“Hand In Hand” is a jerky, seductively caustic song with a mean streak
Once I got past the spooky tape-reversed intro that sounds like some kind of demonic invocation in a vaguely Russian accent, “Hand in Hand” became one of my favorite This Year’s Model songs. It’s a jerky, seductively caustic song with a mean streak, featuring the kind of angry kiss-off lyrics that Elvis developed a reputation for and that presumably earned a spot as a tangential scribble on the back-pages of many chemistry notebooks in the late 70s: “No, don’t ask me to apologize / I won’t ask you to forgive me / if I’m gonna go down you’re gonna come with me”. Elvis would go on to reach higher levels of lyrical sophistication, but it’s hard to argue against the fact that This Year’s Model features the greatest collection of opening lines in his entire catalogue.
And while the lyrics are clearly clever, their meaning remains fairly oblique; it’s clear that Elvis is telling someone to bugger off, but who is it? My first impression was that it was one of several late-seventies Elvis Costello songs that dealt with a couple’s growing resentment towards each other, laced with a good amount of innuendo. But a little research reveals the song to be a sort of warning to himself, a pessimistic look at the kind of nastiness he could end up succumbing to and the person he could end up becoming if the business (and his own neuroses) got the better of him.
On first listen, “Hand In Hand” is perplexing in the best way
One of my favorite aspects of the song is that, because of its peculiar construction, you’re not really sure what part you’re listening to until the song is already well into its playtime: it starts off with a stripped-down chorus that sounds like a first verse, then quickly jumps into a verse that sounds like a pre-chorus, then transitions into a section that has all the bite and urgency of a chorus only to reveal itself as the pre-chorus as it circles right back to a fuller version of the major-chord opening, complete with a Kinks-inspired “hand in hand!” chanted hook to really underline it. It all makes perfect sense once you’ve played the song in full, but on first listen, it’s perplexing in the best possible way . . . unless you’re now about to listen to it for the first time after having read this, in which case you are metacognizant of the whole thing and the effect is lost. The Internet ruins everything.

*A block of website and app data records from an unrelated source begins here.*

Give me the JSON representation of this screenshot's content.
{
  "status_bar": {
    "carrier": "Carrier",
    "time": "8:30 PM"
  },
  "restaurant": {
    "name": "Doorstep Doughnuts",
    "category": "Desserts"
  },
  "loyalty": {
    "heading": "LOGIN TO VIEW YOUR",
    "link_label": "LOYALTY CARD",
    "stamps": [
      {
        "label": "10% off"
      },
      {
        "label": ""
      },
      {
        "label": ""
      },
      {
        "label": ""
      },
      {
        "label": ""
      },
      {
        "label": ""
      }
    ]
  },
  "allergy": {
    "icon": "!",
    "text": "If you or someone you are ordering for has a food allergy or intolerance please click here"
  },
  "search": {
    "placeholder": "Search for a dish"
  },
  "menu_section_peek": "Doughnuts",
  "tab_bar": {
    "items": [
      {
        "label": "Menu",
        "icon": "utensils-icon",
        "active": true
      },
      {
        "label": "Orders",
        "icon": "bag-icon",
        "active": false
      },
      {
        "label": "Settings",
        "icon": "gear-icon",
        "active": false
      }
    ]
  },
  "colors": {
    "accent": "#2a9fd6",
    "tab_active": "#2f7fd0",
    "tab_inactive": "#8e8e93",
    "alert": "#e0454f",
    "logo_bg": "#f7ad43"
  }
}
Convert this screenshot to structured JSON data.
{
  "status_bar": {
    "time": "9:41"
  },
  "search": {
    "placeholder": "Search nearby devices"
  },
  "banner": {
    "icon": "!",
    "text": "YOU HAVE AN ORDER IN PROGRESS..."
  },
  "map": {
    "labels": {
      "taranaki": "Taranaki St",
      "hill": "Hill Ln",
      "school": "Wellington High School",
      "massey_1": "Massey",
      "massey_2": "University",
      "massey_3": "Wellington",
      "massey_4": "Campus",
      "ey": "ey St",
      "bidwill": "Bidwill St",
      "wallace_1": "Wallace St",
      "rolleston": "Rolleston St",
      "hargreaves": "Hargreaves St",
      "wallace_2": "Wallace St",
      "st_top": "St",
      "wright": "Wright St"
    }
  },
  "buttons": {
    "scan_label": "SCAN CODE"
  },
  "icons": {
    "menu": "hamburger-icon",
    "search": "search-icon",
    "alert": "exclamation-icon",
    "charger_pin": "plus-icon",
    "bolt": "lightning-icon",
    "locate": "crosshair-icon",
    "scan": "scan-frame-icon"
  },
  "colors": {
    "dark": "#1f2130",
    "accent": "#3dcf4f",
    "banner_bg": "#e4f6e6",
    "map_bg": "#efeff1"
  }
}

KEVIN DAVIS: Bizarrely, perhaps, “Hand In Hand” was my first favorite song on This Year’s Model, which back in college was the third Costello album I ever bought. My first two were When I Was Cruel and All This Useless Beauty, which at the time were the newest non-collaborative Elvis Costello albums on the market, and jumping so far back in time proved to be a bit jarring; while Cruel certainly had me primed to experience the man’s louder, less delicate side, This Year’s Model’s nervous energy and frenetic, airtight arrangements were a marked change of pace from the looser-limbed support provided by the Imposters on Cruel and the late-era Attractions on Beauty. Along with “Little Triggers,” “Hand in Hand” felt like as much of a bridge between the two ends of EC’s career as one could expect to find without actually listening to what came between (as a side note, this would have been the summer of 2002, which was right at the onset of EC’s Rhino reissue campaign, so many of the in-between albums were out of print, waiting to be rereleased). As with last week’s “Inch By Inch,” the song works on a juxtaposition of the major and the minor—a triumphant, deceptively sunny chorus, punctuated by the irresistible self-harmonized “hand in hand!” refrain, and an ominous minor-key verse, pitched to the minimal pounding of Pete Thomas’s phlanged out toms and snare. Minus some tasteful accents from Bruce Thomas during the verse, this is one of the few songs on This Year’s Model in which the Attractions favor a comparably ambient accompaniment, chugging along and filling out the space behind the chords in lieu of the kind of Who-esque “soloing while supporting” that can be heard throughout songs like “No Action” and “Lipstick Vogue.”
Musically, it’s a spoonful of sugar to take down with an otherwise extremely bitter pill
Like Jorge says, lyrically this isn’t an easy song to parse—not on its own anyway, not in the sense that as a standalone piece it necessarily has something to say apart from the recurring themes of This Year’s Model which affords it uniqueness. Romantic frustration, one-sided blame-gaming, even the threat of a good old-fashioned pounding (“Don’t you know I got the bully boys out/Changing someone’s facial design”)—This Year’s Model is a relentless album not only because of the pummeling music but because the subject matter doesn’t let up, steamrolling forward from one song to the next without ever giving the listener the opportunity to step aside and possibly consider the situation from another angle. The songs on This Years Model can be and have been called cynical, angry, etc., but really what they are are a young person’s songs of passion, comprised of hot-headed kneejerk reactions and veiled self-analysis turned outward, and “Hand in Hand” is one of the few songs on the record that musically counteracts this—a spoonful of sugar to take down with an otherwise extremely bitter pill.
Let us walk you, hand in hand, through our ongoing and ever-growing Elvis Costello Songs Of The Week playlist: